ACE Mentors: Encouraging the next generation of designers

May 10, 2017 Diego Barrera

Partnering with a mentorship program allows us to do what we do best—give back to our local communities

 

At Stantec, we make a difference through the services we provide. Our commitment to our communities goes beyond our day to day work—it’s about what we do after hours, too. This year, Stantec was awarded Firm of the Year by the AIA Dallas Chapter. As I look back at what got us here, it is evident that it is our commitment to make a difference in our community that set us apart from our competition. One great example of this is how our Plano office is involved with the ACE (Architecture, Construction, Engineering) Mentor Program of North Dallas.

 

 

In 2014, I was serving as co-chair of the AIA’s Dallas Chapter Educational Committee. The chair at the time mentioned to me that she was also involved in the ACE Mentor Program of Dallas/Fort Worth. She told me that students enrolled in the ACE program met weekly with mentors to work on engaging, ACE-related projects. I was intrigued. Even more impressive, the Dallas program had a 2-to-1 student-to-mentor ratio, allowing mentors to spend personal time with each student in addition to group discussions. As excited as I was to hear about this program, I was disappointed to hear that it was only hosted downtown, making it unavailable to many of the students in the surrounding communities. We’re working on a daily basis with clients in these outer-lying communities and, because we’re also committed to the students our designs impact, I felt compelled to act.

 

 

So, I had a bold idea. What if we launched an ACE Mentor program in North Dallas and hosted it at our local Stantec office? After pitching the idea to office leadership, they were excited and totally supported the idea. We had an office-wide brainstorming meeting, and it was clear others in the office supported the idea too. The challenge? We needed to enlist enough mentors to maintain the 2-to-1 student ratio of the Dallas program. (Ego? Maybe, but I knew our chapter could be just as individualized.) Most A/E firms are in downtown Dallas, so the downtown ACE program has a large pool of potential mentors from which to recruit. In North Dallas, where our office is located, we are the largest A/E firm in the area—which meant that our team would have to make up most of the mentors. The good news? Our office was up for the challenge.

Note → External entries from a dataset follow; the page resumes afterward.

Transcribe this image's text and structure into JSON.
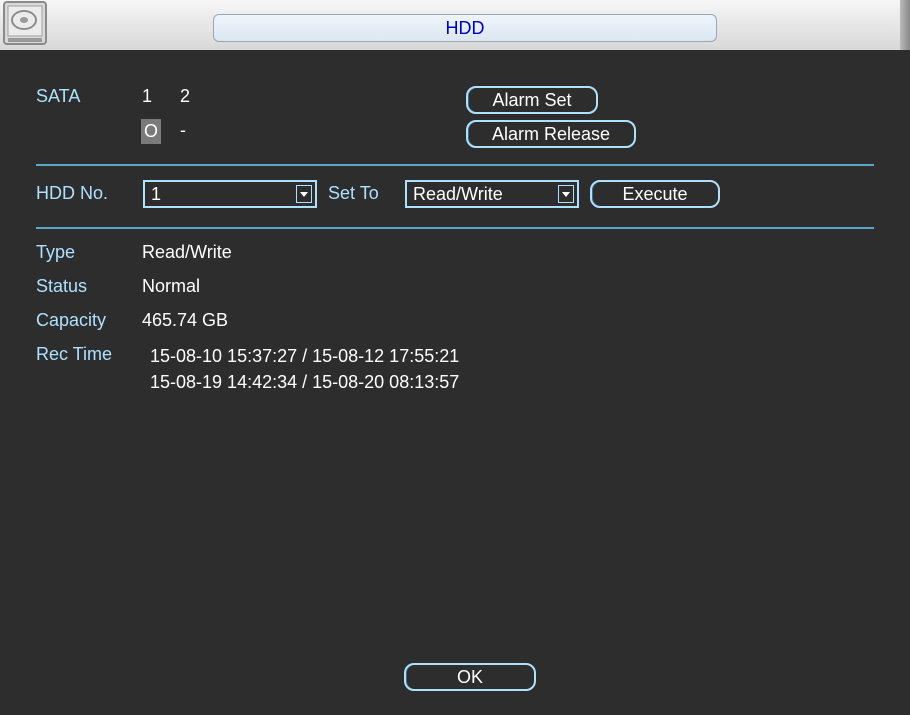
{
  "title": "HDD",
  "sata": {
    "label": "SATA",
    "port_1": "1",
    "port_2": "2",
    "port_1_status": "O",
    "port_2_status": "-"
  },
  "buttons": {
    "alarm_set": "Alarm Set",
    "alarm_release": "Alarm Release",
    "execute": "Execute",
    "ok": "OK"
  },
  "controls": {
    "hdd_no_label": "HDD No.",
    "hdd_no_value": "1",
    "set_to_label": "Set To",
    "set_to_value": "Read/Write"
  },
  "info": {
    "type_label": "Type",
    "type_value": "Read/Write",
    "status_label": "Status",
    "status_value": "Normal",
    "capacity_label": "Capacity",
    "capacity_value": "465.74 GB",
    "rec_time_label": "Rec Time",
    "rec_time_lines": [
      "15-08-10 15:37:27 / 15-08-12 17:55:21",
      "15-08-19 14:42:34 / 15-08-20 08:13:57"
    ]
  },
  "colors": {
    "background": "#2d2d2d",
    "accent": "#aee0ff",
    "title_text": "#0000c0"
  },
  "icons": [
    "hdd-icon",
    "dropdown-arrow-icon"
  ]
}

In the spring of 2015, we launched the ACE Mentor program of North Dallas, in partnership with the Dallas Fort Worth Chapter. We had 35 students and 18 mentors, all from Stantec, participate in this rigorous and engaging program. It was inspiring to see my colleagues engage with the next generation of architects and engineers. The students were highly motivated and appreciative of the support. Our first program was a success because of the support from the ACE Mentor DFW board, our mentors, and our office leadership. Samantha Markham, who’s served as mentor coordinator with me these past few years, has been a great resource for the students, as she is a former intern-turned employee at Stantec. She’ll lead the program moving forward—and I’m filled with such pride to see all my colleagues rise up and make this ACE Chapter a success. 

 
 

This fall, the ACE Mentor Program of North Dallas will begin its fourth session. To date, 76 mentors have worked with 124 students, and we have awarded $34,000 in scholarships. And today, two of my colleagues sit on the ACE Mentor Board of Dallas, Fort Worth—Stephanie Laughlin and Al Hernandez—and our partnership with ACE continues to grow. I can’t wait to see what the future holds for our Chapter as we continue to engage and excite students with the work we do, because soon, they’ll be the ones mentoring the next generation of professionals committed to making a positive difference in their communities.

About the Author

Diego Barrera

Diego Barrera is a design architect focused on Education projects in Texas. He specializes in creating innovative solutions using the latest technology, resources, and trends affecting educational architecture.

More Content by Diego Barrera
Previous Article
Mind the gap: A translational approach to research and medicine
Mind the gap: A translational approach to research and medicine

Designing facilities for health, wellness, and discovery is about curing and caring

Next Article
Opening day at Wrigley Field: A behind-the-scenes view
Opening day at Wrigley Field: A behind-the-scenes view

Take a behind-the-scenes walk through the Chicago Cubs home field campus that you haven’t seen